Not the sort of thing I probably would have paid to see or gone out of my way to find, but I am very glad I did on this occasion. 7.5/10.
Next up came political comic Chris Coltrane with a show called ‘Make Love And Smash Fascism‘ and his take on obvious targets Theresa May, The Donald, Brexit and the tabloid press.
Chris is an obviously nice guy, committed socialist and passionate humanist and his show was well delivered and chuckle funny, without quite hitting the heights for me. Still well worthy of an hour of your time and a few quid in the collection bucket, you can catch Chris at the Cinema Room at The Banshee Labyrinth. 6/10 for me though my buddy Chris rated the show a point higher.
We then moved up the hill to Irish pub Finnegans Wake and their back room to take in a set performed by Jordan Brookes doing his ‘Body of Work’.
The next hour was just weird as Jordan gave us a series of contorted facial expressions and revolting imagery alongside his tribute to his late beloved nan.
It was very funny in a Little Britain/League of Gentlemen sort of way. 7/10.
So far so good with two more to go.
All this time my friend and I wondered what the motivation was for the varied entertainers who clearly invest a lot of time, effort and money, into putting on a free show.
Gaining a following, setting the scene for ticketed shows in the future, getting noticed by a talent scout? All possibilities for sure, however the overwhelming feeling was that they were doing it for the love of it and we loved them back for it.
The next act we saw I will not name to be fair to the chap and lady who delivered 25 minutes each of stand-up.
They tried hard but pretty much died on their feet. In their defence they were on at pre-beer midday in a cramped basement room barely bigger than a broom cupboard and their meagre audience may have had an average age about thirty years above their optimum attendee age.
It was pretty dreadful and laugh free. I managed to plaster a smile on my face for the duration, a frozen feature that I had to slap off afterwards to get going again. 2/10 for bravery and giving it a go.
Our last free show was a magician by the name of Chris Cook. Neither of us had high expectations. Brought up on a magic diet of Paul Daniels and the lovely Debbie McGee, “that’s magic” was OK but not something you would pay much to see.
We were very pleasantly surprised.

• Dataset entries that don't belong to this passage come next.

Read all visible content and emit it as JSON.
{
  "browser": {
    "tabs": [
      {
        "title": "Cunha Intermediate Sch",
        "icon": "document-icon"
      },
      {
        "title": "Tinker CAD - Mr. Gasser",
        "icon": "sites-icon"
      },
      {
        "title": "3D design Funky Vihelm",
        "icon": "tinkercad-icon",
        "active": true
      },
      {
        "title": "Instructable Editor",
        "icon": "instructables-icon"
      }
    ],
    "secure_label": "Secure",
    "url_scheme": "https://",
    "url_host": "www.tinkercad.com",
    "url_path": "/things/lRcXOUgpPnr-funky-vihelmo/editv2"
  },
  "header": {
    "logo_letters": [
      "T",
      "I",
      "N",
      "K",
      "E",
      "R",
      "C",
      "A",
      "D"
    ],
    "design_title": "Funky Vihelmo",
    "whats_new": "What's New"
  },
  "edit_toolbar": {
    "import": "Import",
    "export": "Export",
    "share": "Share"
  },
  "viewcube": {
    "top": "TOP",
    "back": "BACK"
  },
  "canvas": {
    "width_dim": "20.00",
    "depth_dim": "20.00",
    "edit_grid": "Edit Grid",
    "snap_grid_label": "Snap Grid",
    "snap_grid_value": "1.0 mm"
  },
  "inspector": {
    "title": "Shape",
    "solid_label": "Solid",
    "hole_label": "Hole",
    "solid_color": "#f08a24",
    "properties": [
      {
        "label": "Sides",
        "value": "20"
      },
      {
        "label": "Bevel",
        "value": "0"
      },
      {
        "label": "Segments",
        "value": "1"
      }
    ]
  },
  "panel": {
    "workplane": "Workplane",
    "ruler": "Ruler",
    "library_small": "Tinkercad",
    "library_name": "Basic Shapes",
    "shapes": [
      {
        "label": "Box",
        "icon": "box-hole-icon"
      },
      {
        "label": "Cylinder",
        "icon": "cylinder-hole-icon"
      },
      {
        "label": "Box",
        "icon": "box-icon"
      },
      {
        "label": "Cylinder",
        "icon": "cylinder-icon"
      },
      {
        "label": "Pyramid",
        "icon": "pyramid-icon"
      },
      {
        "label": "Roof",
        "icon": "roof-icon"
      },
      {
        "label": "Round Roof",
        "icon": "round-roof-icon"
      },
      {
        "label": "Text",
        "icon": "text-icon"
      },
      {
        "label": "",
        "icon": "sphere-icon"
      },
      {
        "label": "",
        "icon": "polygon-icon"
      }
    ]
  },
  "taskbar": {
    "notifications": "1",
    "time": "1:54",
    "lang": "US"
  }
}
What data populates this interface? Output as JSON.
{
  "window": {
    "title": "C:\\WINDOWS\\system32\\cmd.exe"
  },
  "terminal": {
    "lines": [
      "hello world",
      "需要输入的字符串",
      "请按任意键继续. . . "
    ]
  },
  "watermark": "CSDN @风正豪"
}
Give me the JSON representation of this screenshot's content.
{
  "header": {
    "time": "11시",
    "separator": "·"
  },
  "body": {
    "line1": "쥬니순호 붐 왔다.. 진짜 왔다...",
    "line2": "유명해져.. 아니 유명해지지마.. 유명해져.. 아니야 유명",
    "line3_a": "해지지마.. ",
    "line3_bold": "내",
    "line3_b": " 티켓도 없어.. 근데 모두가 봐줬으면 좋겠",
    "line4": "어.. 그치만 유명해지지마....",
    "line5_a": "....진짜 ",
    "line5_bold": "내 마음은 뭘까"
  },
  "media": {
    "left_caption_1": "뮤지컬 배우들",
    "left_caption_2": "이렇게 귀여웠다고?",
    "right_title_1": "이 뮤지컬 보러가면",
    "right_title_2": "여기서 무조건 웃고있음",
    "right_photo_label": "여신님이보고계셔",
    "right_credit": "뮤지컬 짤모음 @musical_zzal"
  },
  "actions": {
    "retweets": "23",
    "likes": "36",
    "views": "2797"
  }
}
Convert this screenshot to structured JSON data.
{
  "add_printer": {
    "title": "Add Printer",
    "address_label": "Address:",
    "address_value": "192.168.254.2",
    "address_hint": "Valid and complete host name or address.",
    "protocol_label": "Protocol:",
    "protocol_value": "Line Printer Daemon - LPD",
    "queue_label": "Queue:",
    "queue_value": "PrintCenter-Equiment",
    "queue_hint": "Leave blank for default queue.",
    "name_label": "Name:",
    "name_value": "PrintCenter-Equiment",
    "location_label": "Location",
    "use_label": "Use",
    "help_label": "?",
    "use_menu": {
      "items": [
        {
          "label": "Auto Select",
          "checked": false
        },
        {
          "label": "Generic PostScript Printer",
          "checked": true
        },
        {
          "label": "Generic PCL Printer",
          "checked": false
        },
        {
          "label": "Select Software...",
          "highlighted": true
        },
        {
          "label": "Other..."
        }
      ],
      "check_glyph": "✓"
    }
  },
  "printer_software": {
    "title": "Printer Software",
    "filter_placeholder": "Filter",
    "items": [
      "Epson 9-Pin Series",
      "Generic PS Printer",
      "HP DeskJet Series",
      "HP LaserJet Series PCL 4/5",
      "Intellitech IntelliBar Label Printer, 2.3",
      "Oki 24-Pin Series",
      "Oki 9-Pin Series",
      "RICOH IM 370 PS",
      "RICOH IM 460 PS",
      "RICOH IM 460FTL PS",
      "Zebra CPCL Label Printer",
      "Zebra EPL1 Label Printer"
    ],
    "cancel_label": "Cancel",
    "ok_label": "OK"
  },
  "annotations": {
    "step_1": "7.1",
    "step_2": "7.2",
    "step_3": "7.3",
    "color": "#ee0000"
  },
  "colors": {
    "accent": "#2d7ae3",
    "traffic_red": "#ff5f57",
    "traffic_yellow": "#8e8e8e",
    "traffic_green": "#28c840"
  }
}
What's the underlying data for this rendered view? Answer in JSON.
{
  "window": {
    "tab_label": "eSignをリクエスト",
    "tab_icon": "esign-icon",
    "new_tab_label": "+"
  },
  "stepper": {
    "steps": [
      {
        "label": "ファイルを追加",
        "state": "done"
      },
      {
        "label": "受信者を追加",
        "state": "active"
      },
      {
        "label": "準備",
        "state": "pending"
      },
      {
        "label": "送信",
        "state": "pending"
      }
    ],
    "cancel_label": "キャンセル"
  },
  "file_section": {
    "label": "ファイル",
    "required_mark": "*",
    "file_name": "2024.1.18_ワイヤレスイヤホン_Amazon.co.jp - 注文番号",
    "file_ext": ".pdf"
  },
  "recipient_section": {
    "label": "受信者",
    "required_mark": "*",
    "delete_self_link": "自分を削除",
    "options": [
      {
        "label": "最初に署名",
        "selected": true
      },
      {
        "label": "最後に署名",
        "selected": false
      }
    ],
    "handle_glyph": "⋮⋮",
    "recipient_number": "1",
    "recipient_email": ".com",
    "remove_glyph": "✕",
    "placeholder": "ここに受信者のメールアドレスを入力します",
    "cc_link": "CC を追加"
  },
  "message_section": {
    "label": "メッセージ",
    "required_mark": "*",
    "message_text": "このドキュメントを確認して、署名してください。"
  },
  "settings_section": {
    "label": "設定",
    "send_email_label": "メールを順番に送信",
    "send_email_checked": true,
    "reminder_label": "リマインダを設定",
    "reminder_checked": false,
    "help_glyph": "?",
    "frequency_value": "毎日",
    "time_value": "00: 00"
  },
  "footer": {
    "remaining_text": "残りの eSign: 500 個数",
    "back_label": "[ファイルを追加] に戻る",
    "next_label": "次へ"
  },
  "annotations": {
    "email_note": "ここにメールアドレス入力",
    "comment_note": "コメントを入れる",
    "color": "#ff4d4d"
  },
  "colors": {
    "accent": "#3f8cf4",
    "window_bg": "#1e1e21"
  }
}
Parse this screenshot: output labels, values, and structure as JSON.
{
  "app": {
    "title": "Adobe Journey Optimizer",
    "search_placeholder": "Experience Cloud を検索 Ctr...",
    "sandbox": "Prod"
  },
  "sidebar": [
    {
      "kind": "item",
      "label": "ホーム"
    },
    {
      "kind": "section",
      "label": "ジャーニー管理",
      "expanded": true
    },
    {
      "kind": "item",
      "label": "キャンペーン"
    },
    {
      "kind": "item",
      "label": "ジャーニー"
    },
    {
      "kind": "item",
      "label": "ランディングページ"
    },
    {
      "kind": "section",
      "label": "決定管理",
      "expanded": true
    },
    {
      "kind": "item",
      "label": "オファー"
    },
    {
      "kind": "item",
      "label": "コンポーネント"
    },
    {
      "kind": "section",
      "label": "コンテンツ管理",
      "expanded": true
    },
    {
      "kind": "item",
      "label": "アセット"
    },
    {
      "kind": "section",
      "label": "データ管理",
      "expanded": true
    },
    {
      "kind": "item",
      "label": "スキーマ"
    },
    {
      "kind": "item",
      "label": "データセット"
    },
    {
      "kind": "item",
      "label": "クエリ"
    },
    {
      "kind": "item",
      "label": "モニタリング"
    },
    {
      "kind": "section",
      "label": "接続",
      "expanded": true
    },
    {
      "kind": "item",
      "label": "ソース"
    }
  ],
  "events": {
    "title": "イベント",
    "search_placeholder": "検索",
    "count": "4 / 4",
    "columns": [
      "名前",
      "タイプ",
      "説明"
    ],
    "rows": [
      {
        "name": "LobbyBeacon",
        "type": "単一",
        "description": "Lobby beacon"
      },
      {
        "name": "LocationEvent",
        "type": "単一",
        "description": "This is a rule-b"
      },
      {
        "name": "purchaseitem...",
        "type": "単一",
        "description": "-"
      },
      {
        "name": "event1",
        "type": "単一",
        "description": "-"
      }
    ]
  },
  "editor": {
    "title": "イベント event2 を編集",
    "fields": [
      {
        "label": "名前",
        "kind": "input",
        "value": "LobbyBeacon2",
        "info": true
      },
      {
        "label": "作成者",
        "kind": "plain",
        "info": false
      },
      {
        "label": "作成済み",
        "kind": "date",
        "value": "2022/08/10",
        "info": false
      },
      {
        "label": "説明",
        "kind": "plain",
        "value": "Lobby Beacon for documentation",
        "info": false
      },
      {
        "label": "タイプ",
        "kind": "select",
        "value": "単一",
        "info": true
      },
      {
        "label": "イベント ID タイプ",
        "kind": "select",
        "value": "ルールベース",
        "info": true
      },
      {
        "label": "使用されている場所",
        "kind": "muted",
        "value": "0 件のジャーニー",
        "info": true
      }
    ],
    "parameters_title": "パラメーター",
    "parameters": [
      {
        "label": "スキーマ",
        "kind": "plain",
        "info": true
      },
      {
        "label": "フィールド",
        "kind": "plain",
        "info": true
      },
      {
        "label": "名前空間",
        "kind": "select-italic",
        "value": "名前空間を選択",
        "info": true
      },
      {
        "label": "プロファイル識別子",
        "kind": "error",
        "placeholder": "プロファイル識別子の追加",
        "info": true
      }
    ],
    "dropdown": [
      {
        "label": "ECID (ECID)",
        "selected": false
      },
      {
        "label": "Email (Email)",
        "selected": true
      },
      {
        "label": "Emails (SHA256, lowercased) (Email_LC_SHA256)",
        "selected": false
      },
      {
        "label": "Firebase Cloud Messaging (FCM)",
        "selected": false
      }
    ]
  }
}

The tricks in ‘Control‘ were slick, the dialogue topical and the ruses very well crafted. Yours truly even had to go on stage for ten minutes to play junior assistant to some very impressive conjuring.
The show was well worthy of a note donation at the end, together with a tweeted recommendation. Chris played in the very pleasant ballroom at the Voodoo Rooms. A fine location for a fine performance. 8/10.
Sadly it was then time for me to depart via a swift pint and recall of all we had viewed, at the splendid Guildford Arms around the corner.
I will be back next year, free as a bird.